TASK DESCRIPTION
What is the number of lines in this listing that include "dropbox"? Answer with that number only.
____
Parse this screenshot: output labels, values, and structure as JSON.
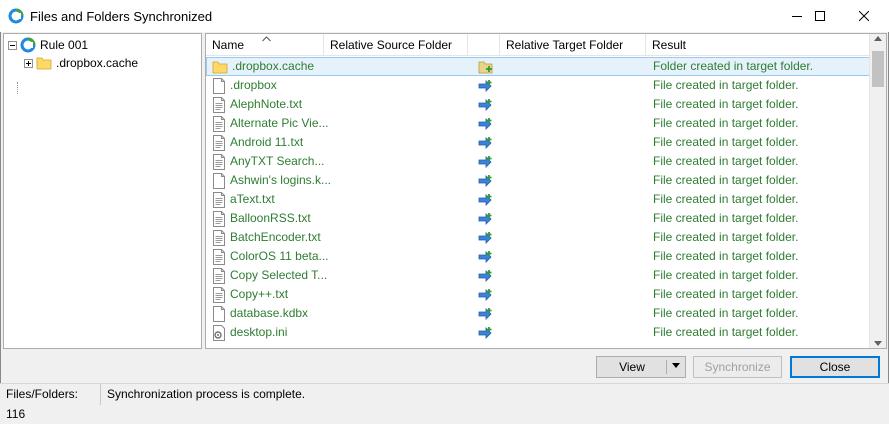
{
  "window": {
    "title": "Files and Folders Synchronized",
    "controls": [
      "minimize",
      "maximize",
      "close"
    ]
  },
  "tree": {
    "root": {
      "label": "Rule 001",
      "expanded": true
    },
    "children": [
      {
        "label": ".dropbox.cache",
        "expanded": false
      }
    ]
  },
  "list": {
    "columns": [
      "Name",
      "Relative Source Folder",
      "",
      "Relative Target Folder",
      "Result"
    ],
    "sorted_column": "Name",
    "rows": [
      {
        "name": ".dropbox.cache",
        "icon": "folder-icon",
        "source": "",
        "target": "",
        "action_icon": "folder-add-icon",
        "result": "Folder created in target folder."
      },
      {
        "name": ".dropbox",
        "icon": "file-icon",
        "source": "",
        "target": "",
        "action_icon": "copy-arrow-icon",
        "result": "File created in target folder."
      },
      {
        "name": "AlephNote.txt",
        "icon": "text-file-icon",
        "source": "",
        "target": "",
        "action_icon": "copy-arrow-icon",
        "result": "File created in target folder."
      },
      {
        "name": "Alternate Pic Vie...",
        "icon": "text-file-icon",
        "source": "",
        "target": "",
        "action_icon": "copy-arrow-icon",
        "result": "File created in target folder."
      },
      {
        "name": "Android 11.txt",
        "icon": "text-file-icon",
        "source": "",
        "target": "",
        "action_icon": "copy-arrow-icon",
        "result": "File created in target folder."
      },
      {
        "name": "AnyTXT Search...",
        "icon": "text-file-icon",
        "source": "",
        "target": "",
        "action_icon": "copy-arrow-icon",
        "result": "File created in target folder."
      },
      {
        "name": "Ashwin's logins.k...",
        "icon": "file-icon",
        "source": "",
        "target": "",
        "action_icon": "copy-arrow-icon",
        "result": "File created in target folder."
      },
      {
        "name": "aText.txt",
        "icon": "text-file-icon",
        "source": "",
        "target": "",
        "action_icon": "copy-arrow-icon",
        "result": "File created in target folder."
      },
      {
        "name": "BalloonRSS.txt",
        "icon": "text-file-icon",
        "source": "",
        "target": "",
        "action_icon": "copy-arrow-icon",
        "result": "File created in target folder."
      },
      {
        "name": "BatchEncoder.txt",
        "icon": "text-file-icon",
        "source": "",
        "target": "",
        "action_icon": "copy-arrow-icon",
        "result": "File created in target folder."
      },
      {
        "name": "ColorOS 11 beta...",
        "icon": "text-file-icon",
        "source": "",
        "target": "",
        "action_icon": "copy-arrow-icon",
        "result": "File created in target folder."
      },
      {
        "name": "Copy Selected T...",
        "icon": "text-file-icon",
        "source": "",
        "target": "",
        "action_icon": "copy-arrow-icon",
        "result": "File created in target folder."
      },
      {
        "name": "Copy++.txt",
        "icon": "text-file-icon",
        "source": "",
        "target": "",
        "action_icon": "copy-arrow-icon",
        "result": "File created in target folder."
      },
      {
        "name": "database.kdbx",
        "icon": "file-icon",
        "source": "",
        "target": "",
        "action_icon": "copy-arrow-icon",
        "result": "File created in target folder."
      },
      {
        "name": "desktop.ini",
        "icon": "settings-file-icon",
        "source": "",
        "target": "",
        "action_icon": "copy-arrow-icon",
        "result": "File created in target folder."
      }
    ]
  },
  "buttons": {
    "view": "View",
    "synchronize": "Synchronize",
    "close": "Close"
  },
  "status": {
    "count": "Files/Folders: 116",
    "message": "Synchronization process is complete."
  },
  "colors": {
    "result_text": "#2e7d32",
    "selection": "#e5f1fb",
    "accent": "#0078d7"
  }
}
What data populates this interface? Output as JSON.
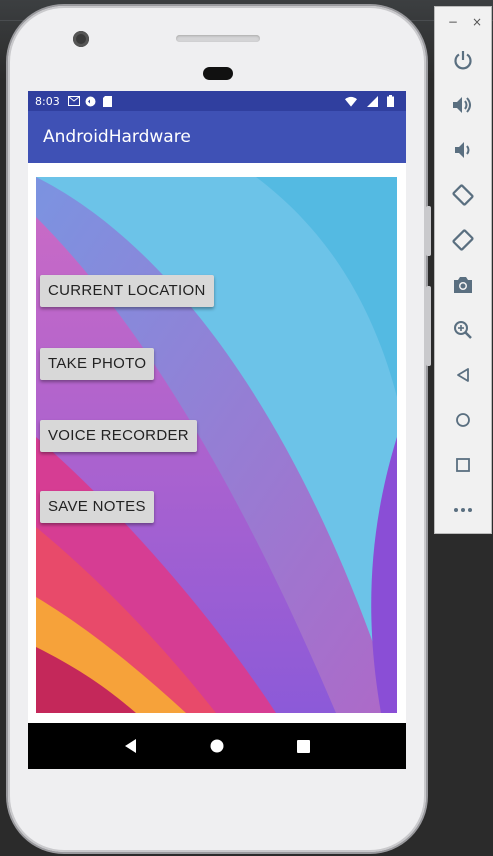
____
ANSWER FOR THIS EXERCISE
3